The Adrian Loveridge Column–“Tourism for Present and Future”
‘Tourism for Present and Future Generations’ is the publicized mission statement for the start of Tourism Week 2017 this week.
Despite this country being among the earliest pioneers of tourism within the region, after five decades in the industry, I sometime wonder if ‘we’ collectively have lived up to the role models required to inspire the younger generations to come. Have we really given sufficient encouragement and support to ensure they bring a new dimension and dynamism to the sector?
At the time, I silently questioned the logic, potentially increased costs and possible duplication in forming two new, but separately functioning and product national agencies. In hindsight, it appears to have worked very well. Of course, it is often down to the people who lead and their ability to motivate those around them.
No one can reasonably question that the Barbados Tourism Product Authority has been incredibly proactive and has made substantial efforts to involve every sector of tourism and the communities they operate in.
This Thursday they will host the Tourism Career Showcase between 10am and 7pm at the Lloyd Erskine Sandiford Centre. Entrance is free and I encourage all those even vaguely considering a career in tourism to visit and interact with the diverse industry partners slated to be in attendence.
From my own personal experience, I cannot imagine another career which would have allowed me to visit and work in over 70 countries globally and meet some of the most interesting people on the planet, including Presidents, Prime Minister, other Ministers of Government, bestseller authors, scientists, architects, film stars, musicians, life saving surgeons and a myriad of achievers.

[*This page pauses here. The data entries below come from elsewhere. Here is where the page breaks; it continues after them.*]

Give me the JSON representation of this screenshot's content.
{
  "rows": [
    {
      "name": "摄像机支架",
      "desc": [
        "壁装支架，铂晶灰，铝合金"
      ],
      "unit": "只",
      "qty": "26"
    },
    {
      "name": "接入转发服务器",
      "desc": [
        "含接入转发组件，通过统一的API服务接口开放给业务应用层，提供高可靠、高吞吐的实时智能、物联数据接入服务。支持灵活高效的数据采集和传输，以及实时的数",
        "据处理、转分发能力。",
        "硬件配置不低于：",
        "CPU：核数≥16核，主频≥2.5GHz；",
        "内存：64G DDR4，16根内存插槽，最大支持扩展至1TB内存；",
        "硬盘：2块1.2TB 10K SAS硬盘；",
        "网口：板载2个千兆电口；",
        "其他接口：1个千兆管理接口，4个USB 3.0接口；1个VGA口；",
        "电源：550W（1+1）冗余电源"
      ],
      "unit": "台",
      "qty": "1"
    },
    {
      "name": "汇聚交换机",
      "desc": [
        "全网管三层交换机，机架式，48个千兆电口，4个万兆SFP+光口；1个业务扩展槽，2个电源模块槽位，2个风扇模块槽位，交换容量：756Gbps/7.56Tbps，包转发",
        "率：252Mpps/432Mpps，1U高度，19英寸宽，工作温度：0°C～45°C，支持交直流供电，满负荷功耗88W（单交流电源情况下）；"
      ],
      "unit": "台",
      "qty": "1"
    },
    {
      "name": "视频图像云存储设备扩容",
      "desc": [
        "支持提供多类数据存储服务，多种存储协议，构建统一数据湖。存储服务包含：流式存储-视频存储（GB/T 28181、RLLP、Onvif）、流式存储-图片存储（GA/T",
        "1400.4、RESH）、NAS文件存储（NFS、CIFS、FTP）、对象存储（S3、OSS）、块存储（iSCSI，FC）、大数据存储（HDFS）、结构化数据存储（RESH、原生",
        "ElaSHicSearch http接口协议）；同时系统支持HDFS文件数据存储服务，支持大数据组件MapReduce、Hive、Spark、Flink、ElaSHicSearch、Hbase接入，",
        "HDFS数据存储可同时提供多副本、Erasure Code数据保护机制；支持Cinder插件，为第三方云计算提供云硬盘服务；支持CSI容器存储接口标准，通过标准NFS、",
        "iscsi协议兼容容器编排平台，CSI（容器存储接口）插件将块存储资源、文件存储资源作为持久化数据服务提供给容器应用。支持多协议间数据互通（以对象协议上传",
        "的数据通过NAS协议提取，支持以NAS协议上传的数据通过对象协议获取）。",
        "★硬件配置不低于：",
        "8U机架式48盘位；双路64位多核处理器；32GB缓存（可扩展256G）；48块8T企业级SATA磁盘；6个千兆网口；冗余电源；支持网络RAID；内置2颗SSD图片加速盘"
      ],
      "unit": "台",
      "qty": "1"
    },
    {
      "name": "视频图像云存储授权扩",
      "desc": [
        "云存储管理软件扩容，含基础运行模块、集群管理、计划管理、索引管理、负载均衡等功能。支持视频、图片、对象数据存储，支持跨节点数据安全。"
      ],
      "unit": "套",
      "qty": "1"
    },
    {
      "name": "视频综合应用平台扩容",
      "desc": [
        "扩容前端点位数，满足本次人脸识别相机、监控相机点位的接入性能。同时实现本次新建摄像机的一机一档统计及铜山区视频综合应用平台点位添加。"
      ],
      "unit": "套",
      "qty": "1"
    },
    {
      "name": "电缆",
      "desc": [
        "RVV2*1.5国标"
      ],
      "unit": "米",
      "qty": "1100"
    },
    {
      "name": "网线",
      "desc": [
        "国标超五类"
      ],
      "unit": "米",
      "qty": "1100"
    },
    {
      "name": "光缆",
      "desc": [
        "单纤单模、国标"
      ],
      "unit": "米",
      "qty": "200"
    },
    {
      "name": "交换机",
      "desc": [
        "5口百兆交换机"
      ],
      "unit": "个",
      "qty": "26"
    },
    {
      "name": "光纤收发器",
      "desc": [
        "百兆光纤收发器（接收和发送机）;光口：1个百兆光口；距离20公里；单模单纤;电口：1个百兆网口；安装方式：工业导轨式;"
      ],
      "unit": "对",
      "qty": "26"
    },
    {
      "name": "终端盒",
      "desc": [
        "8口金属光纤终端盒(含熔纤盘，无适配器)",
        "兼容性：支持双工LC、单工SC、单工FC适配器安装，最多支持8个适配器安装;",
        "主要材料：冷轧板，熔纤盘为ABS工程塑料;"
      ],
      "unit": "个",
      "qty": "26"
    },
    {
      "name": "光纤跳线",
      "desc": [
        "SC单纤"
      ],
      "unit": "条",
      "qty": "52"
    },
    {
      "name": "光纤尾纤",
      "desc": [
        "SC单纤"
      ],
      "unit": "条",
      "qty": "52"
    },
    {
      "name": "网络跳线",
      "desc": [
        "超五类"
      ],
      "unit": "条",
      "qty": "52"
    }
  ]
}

Plus a proven ability in tourism allows almost unlimited geographical employment opportunities worldwide. We moan occasionally about foreign chefs coming to work on our shores, but this is part of the critical experience process. In fairness, a Barbadian chef working overseas and returning with additional skills, will do more than most can imagine, to enhance our product offerings and make our destination more attractive both locally and internationally.

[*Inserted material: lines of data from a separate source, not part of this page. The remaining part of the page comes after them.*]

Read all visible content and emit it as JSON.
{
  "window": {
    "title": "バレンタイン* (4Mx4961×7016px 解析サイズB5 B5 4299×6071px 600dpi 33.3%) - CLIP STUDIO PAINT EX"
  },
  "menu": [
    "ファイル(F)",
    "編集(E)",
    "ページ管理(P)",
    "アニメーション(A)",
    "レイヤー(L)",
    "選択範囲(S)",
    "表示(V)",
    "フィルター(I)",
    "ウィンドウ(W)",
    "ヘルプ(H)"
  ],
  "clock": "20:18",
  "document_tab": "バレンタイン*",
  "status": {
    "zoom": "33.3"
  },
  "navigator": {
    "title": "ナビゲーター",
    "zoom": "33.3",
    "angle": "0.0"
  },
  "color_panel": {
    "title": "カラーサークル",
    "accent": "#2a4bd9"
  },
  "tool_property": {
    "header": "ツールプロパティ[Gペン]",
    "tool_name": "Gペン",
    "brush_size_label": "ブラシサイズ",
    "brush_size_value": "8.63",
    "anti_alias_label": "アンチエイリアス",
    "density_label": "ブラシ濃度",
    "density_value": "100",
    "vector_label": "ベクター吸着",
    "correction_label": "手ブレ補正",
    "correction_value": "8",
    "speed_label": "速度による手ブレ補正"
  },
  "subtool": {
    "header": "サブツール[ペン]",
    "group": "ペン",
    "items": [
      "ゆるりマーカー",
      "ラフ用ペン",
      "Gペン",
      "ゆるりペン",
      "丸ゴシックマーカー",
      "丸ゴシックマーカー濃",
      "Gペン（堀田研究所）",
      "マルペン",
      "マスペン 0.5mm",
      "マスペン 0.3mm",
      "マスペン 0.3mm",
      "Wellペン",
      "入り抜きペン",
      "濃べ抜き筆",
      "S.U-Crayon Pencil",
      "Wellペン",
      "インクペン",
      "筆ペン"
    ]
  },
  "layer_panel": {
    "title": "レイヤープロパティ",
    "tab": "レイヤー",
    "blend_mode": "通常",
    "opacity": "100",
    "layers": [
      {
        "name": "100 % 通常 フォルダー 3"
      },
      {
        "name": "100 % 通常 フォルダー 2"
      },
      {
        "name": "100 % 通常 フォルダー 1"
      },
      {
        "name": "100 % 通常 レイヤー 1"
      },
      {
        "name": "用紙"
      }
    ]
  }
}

Over the years, I have never said no to requests by aspiring hospitality college or university students wanting to share my experiences. Not for a second, because I believe I have all the solutions. That simply would not be true, but more to repay the kindness and advice I was freely given in my early days. I have enormous pride that one of those students went on to become the Chief Executive Officer of our largest hotel group and have taken, through his acquired skills, that company to the next level.
Ultimately for those even considering a career in tourism, it is about human interaction and the ability to communicate with people, whether guests or fellow employees. If you don’t like your fellow ‘man’ and genuinely want to do all you can to ensure they have a holiday of a lifetime and wish to return to our island year after year, then I strongly suggest you chose another profession.
Hopefully we will see you at LESC this Thursday.